*** INPUT FOR THIS TASK ***
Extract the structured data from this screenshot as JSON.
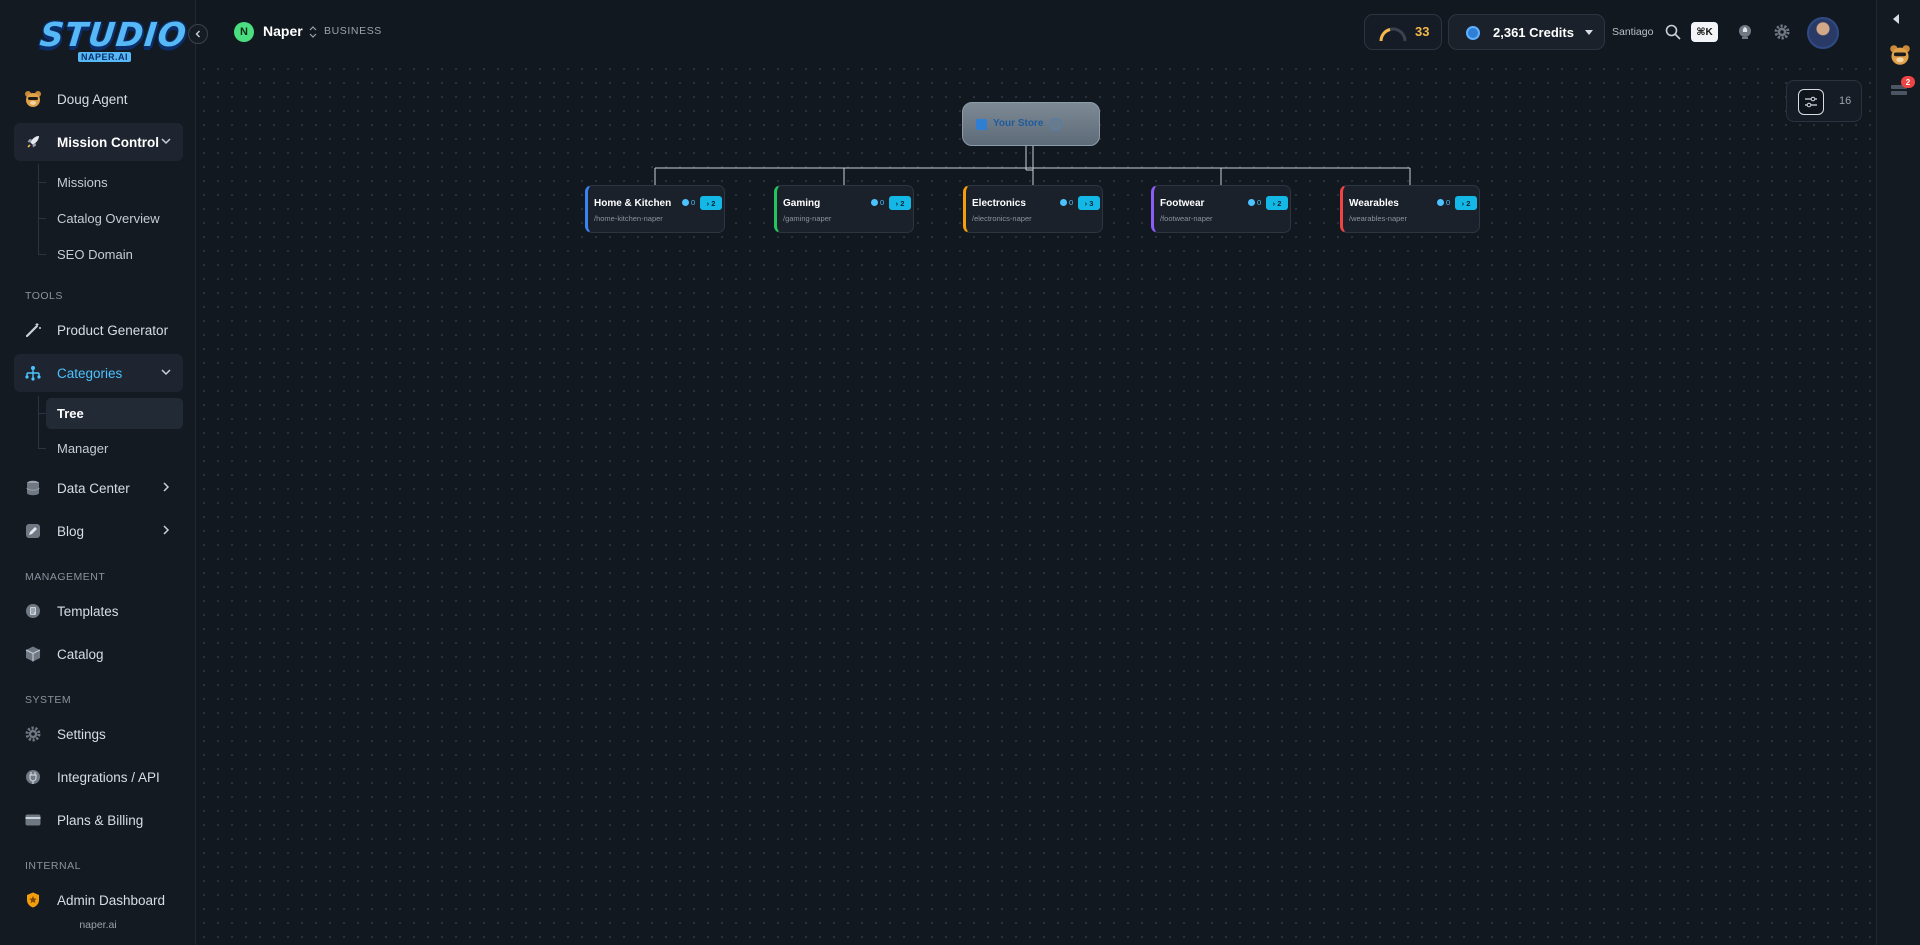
{
  "app": {
    "logo_text": "STUDIO",
    "logo_sub": "NAPER.AI",
    "footer_domain": "naper.ai"
  },
  "sidebar": {
    "agent": "Doug Agent",
    "mission_control": {
      "label": "Mission Control",
      "children": [
        "Missions",
        "Catalog Overview",
        "SEO Domain"
      ]
    },
    "sections": {
      "tools": "TOOLS",
      "management": "MANAGEMENT",
      "system": "SYSTEM",
      "internal": "INTERNAL"
    },
    "tools": {
      "product_generator": "Product Generator",
      "categories": {
        "label": "Categories",
        "children": [
          "Tree",
          "Manager"
        ]
      },
      "data_center": "Data Center",
      "blog": "Blog"
    },
    "management": {
      "templates": "Templates",
      "catalog": "Catalog"
    },
    "system": {
      "settings": "Settings",
      "integrations": "Integrations / API",
      "billing": "Plans & Billing"
    },
    "internal": {
      "admin": "Admin Dashboard"
    }
  },
  "header": {
    "workspace_initial": "N",
    "workspace_name": "Naper",
    "workspace_plan": "BUSINESS",
    "gauge_value": "33",
    "credits": "2,361 Credits",
    "user_name": "Santiago",
    "shortcut": "⌘K"
  },
  "right_rail": {
    "notification_count": "2"
  },
  "canvas": {
    "zoom_value": "16",
    "root": {
      "label": "Your Store",
      "count": "5"
    },
    "categories": [
      {
        "name": "Home & Kitchen",
        "slug": "/home-kitchen-naper",
        "products": "0",
        "subcategories": "2",
        "color": "#3b82f6"
      },
      {
        "name": "Gaming",
        "slug": "/gaming-naper",
        "products": "0",
        "subcategories": "2",
        "color": "#22c55e"
      },
      {
        "name": "Electronics",
        "slug": "/electronics-naper",
        "products": "0",
        "subcategories": "3",
        "color": "#f59e0b"
      },
      {
        "name": "Footwear",
        "slug": "/footwear-naper",
        "products": "0",
        "subcategories": "2",
        "color": "#8b5cf6"
      },
      {
        "name": "Wearables",
        "slug": "/wearables-naper",
        "products": "0",
        "subcategories": "2",
        "color": "#ef4444"
      }
    ]
  },
  "colors": {
    "accent": "#4cc3ff",
    "background": "#121820",
    "gauge": "#f5b84c"
  }
}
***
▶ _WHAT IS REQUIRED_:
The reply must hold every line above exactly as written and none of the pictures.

▶ _THE COMPLETED TASK_:
Extract the structured data from this screenshot as JSON.
{
  "app": {
    "logo_text": "STUDIO",
    "logo_sub": "NAPER.AI",
    "footer_domain": "naper.ai"
  },
  "sidebar": {
    "agent": "Doug Agent",
    "mission_control": {
      "label": "Mission Control",
      "children": [
        "Missions",
        "Catalog Overview",
        "SEO Domain"
      ]
    },
    "sections": {
      "tools": "TOOLS",
      "management": "MANAGEMENT",
      "system": "SYSTEM",
      "internal": "INTERNAL"
    },
    "tools": {
      "product_generator": "Product Generator",
      "categories": {
        "label": "Categories",
        "children": [
          "Tree",
          "Manager"
        ]
      },
      "data_center": "Data Center",
      "blog": "Blog"
    },
    "management": {
      "templates": "Templates",
      "catalog": "Catalog"
    },
    "system": {
      "settings": "Settings",
      "integrations": "Integrations / API",
      "billing": "Plans & Billing"
    },
    "internal": {
      "admin": "Admin Dashboard"
    }
  },
  "header": {
    "workspace_initial": "N",
    "workspace_name": "Naper",
    "workspace_plan": "BUSINESS",
    "gauge_value": "33",
    "credits": "2,361 Credits",
    "user_name": "Santiago",
    "shortcut": "⌘K"
  },
  "right_rail": {
    "notification_count": "2"
  },
  "canvas": {
    "zoom_value": "16",
    "root": {
      "label": "Your Store",
      "count": "5"
    },
    "categories": [
      {
        "name": "Home & Kitchen",
        "slug": "/home-kitchen-naper",
        "products": "0",
        "subcategories": "2",
        "color": "#3b82f6"
      },
      {
        "name": "Gaming",
        "slug": "/gaming-naper",
        "products": "0",
        "subcategories": "2",
        "color": "#22c55e"
      },
      {
        "name": "Electronics",
        "slug": "/electronics-naper",
        "products": "0",
        "subcategories": "3",
        "color": "#f59e0b"
      },
      {
        "name": "Footwear",
        "slug": "/footwear-naper",
        "products": "0",
        "subcategories": "2",
        "color": "#8b5cf6"
      },
      {
        "name": "Wearables",
        "slug": "/wearables-naper",
        "products": "0",
        "subcategories": "2",
        "color": "#ef4444"
      }
    ]
  },
  "colors": {
    "accent": "#4cc3ff",
    "background": "#121820",
    "gauge": "#f5b84c"
  }
}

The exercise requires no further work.